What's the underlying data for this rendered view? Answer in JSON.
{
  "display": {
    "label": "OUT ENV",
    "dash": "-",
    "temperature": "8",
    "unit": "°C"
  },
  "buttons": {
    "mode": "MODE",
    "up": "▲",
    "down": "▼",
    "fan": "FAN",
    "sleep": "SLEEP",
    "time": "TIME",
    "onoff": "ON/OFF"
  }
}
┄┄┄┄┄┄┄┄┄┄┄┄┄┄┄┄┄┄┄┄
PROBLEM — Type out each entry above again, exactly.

RESULT OF THIS EXERCISE —
What's the underlying data for this rendered view? Answer in JSON.
{
  "display": {
    "label": "OUT ENV",
    "dash": "-",
    "temperature": "8",
    "unit": "°C"
  },
  "buttons": {
    "mode": "MODE",
    "up": "▲",
    "down": "▼",
    "fan": "FAN",
    "sleep": "SLEEP",
    "time": "TIME",
    "onoff": "ON/OFF"
  }
}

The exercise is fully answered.